But what would happen if one completely invested themselves into the ideal of software freedom at this point? You would have to start by getting rid of your cell phone. That Android may be open-source, but it is full of malware from the manufacturer that tracks your every move. Same goes for iPhones. That tablet would, in most cases, would have to go, since the Adndroid or Apple-owned, Microsoft-owned, or Android OS that runs on it would also suffer from the same problem. You literally need to toss them or shelve them until GNU/Linux comes up with something that gives you your human rights back.
Your shiny new desktop PC, if it is running any commercial OS or software such as MS Windows, or Apple’s Snow Leopard, has to now run Linux, which as already said, may not have current enough drivers to take full advantage of the newest hardware. I speak from personal experience, as my tablet PC, made in 2009, has drivers for it, but pen, touchscreen, and the fingerprint scanner either misbehave or no driver yet exists for it in Linux even today.
If you really believed in Software Freedom, you would be dead against this thing which is has the Orwellian name “Digital Rights”. These are not your rights that are being protected, but the rights of, well, digits, essentially. If you buy your DVD movie in North America, and decide to pack the DVD in your suitcase to go on vacation in Europe, you will find you cannot view the DVD on a player sold in Europe. Digital rights also restrict your reasonable and fair viewing of digital media sucha as a DVD in many other ways, and it is thus seen as a handcuff placed on consumers. So, no DVDs for you. And along with that, many games which have no inherent need for an internet connection, but nevertheless cannot seem to run without one. Sony and Amazon are other companies you cannot do business with any longer.
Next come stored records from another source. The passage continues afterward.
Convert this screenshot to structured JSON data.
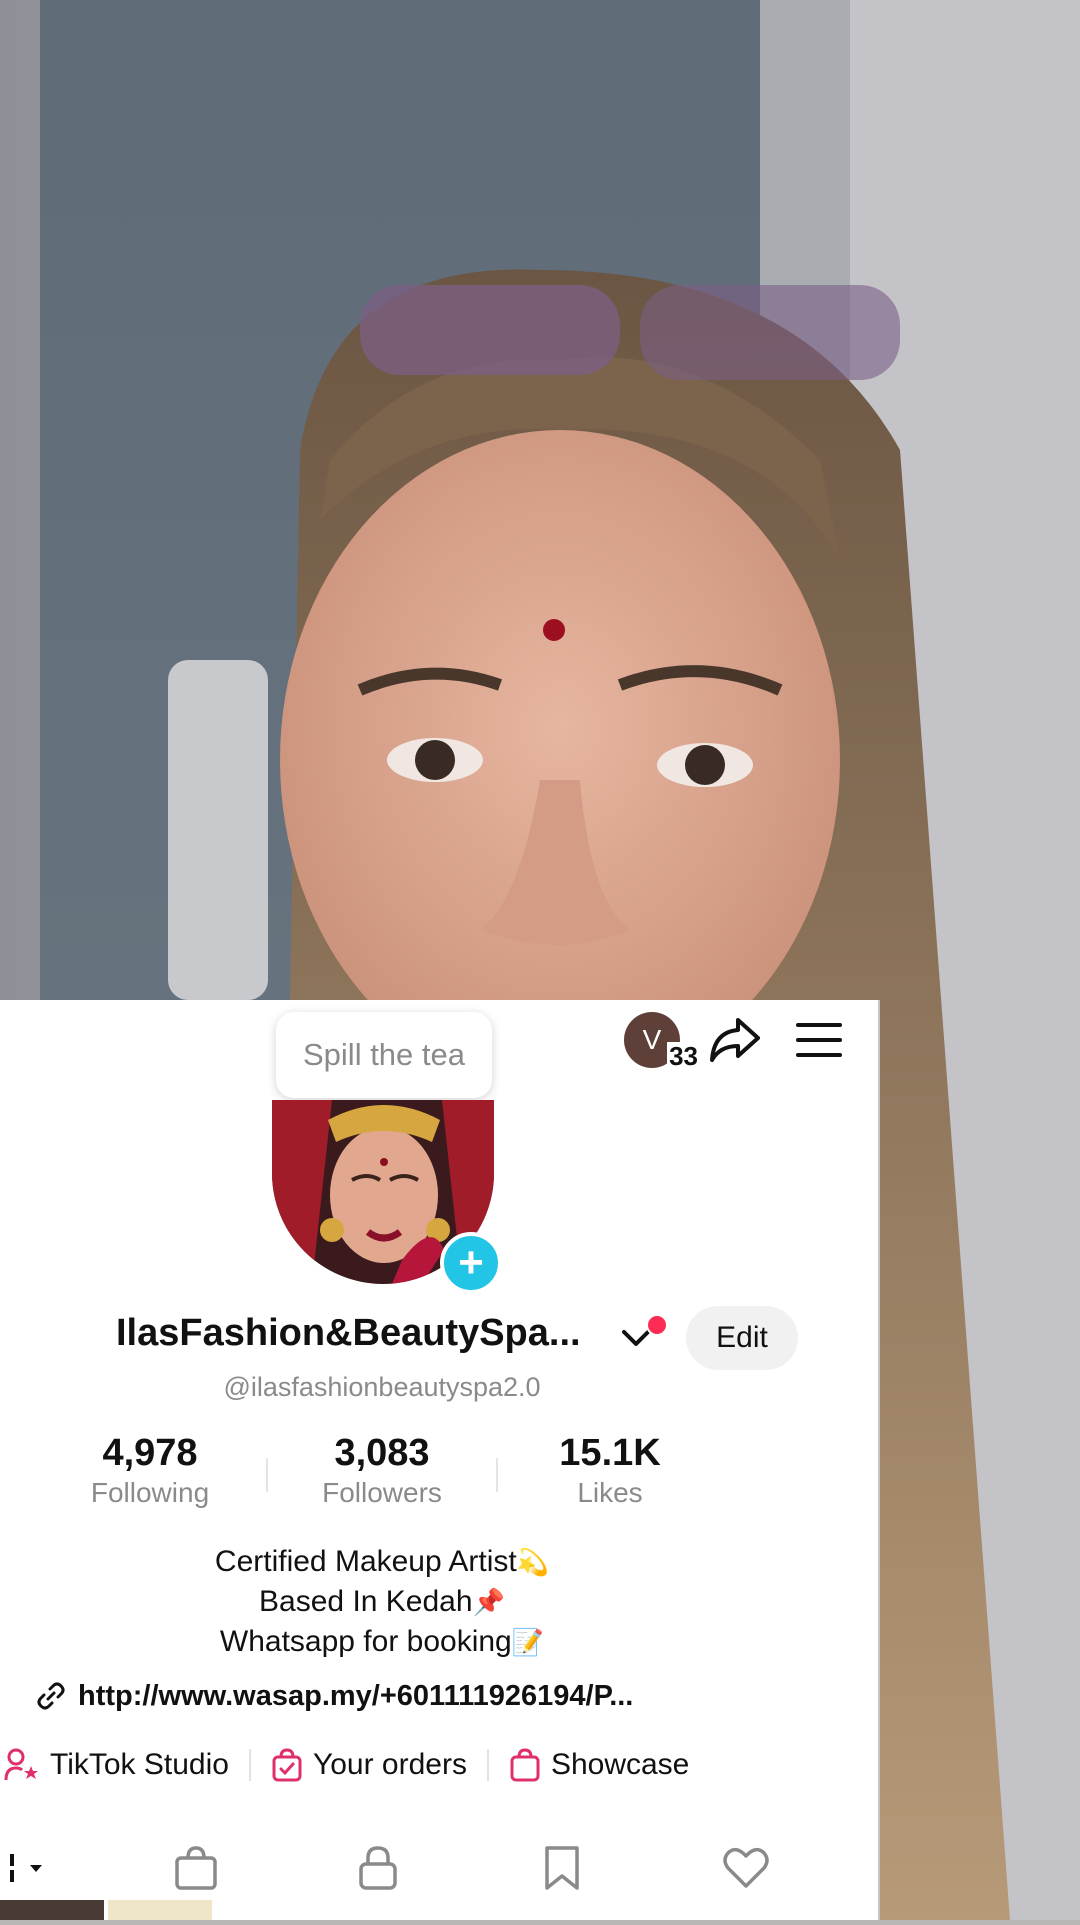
{
  "tooltip": {
    "text": "Spill the tea"
  },
  "header": {
    "avatar_initial": "V",
    "avatar_count": "33",
    "share_icon": "share-arrow-icon",
    "menu_icon": "hamburger-menu-icon"
  },
  "profile": {
    "display_name": "IlasFashion&BeautySpa...",
    "username": "@ilasfashionbeautyspa2.0",
    "edit_label": "Edit",
    "add_icon": "plus-icon"
  },
  "stats": [
    {
      "value": "4,978",
      "label": "Following"
    },
    {
      "value": "3,083",
      "label": "Followers"
    },
    {
      "value": "15.1K",
      "label": "Likes"
    }
  ],
  "bio": {
    "line1": "Certified Makeup Artist",
    "line1_emoji": "💫",
    "line2": "Based In Kedah",
    "line2_emoji": "📌",
    "line3": "Whatsapp for booking",
    "line3_emoji": "📝"
  },
  "link": {
    "url": "http://www.wasap.my/+601111926194/P..."
  },
  "shortcuts": [
    {
      "label": "TikTok Studio",
      "icon": "creator-star-icon"
    },
    {
      "label": "Your orders",
      "icon": "order-bag-icon"
    },
    {
      "label": "Showcase",
      "icon": "shopping-bag-icon"
    }
  ],
  "tabs": [
    {
      "icon": "videos-grid-icon",
      "active": true
    },
    {
      "icon": "shop-bag-icon"
    },
    {
      "icon": "lock-icon"
    },
    {
      "icon": "bookmark-icon"
    },
    {
      "icon": "heart-icon"
    }
  ],
  "colors": {
    "accent_red": "#fe2c55",
    "add_badge": "#22c5e6",
    "pink_icon": "#e0306a",
    "text_primary": "#111111",
    "text_secondary": "#8a8a8a"
  }
}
After all that disabling, turfing, and Linux installing (on a slightly old PC, not your shiny new one), what are you left with? Still an impressive system, with software that gives you freedom, but probably not up to the standards of young people who want to impress their friends with their shiny new gadgets. To have shiny new gadgets, you have to trade away your freedom in various ways. While some have decided to do everthing I have mentioned and more to gain their freedom, it comes at a price. They have to do without tablets and cell phones. They can’t even have a Kindle to read e-books on the subway. They will have to subsist on reading a real book, I suppose.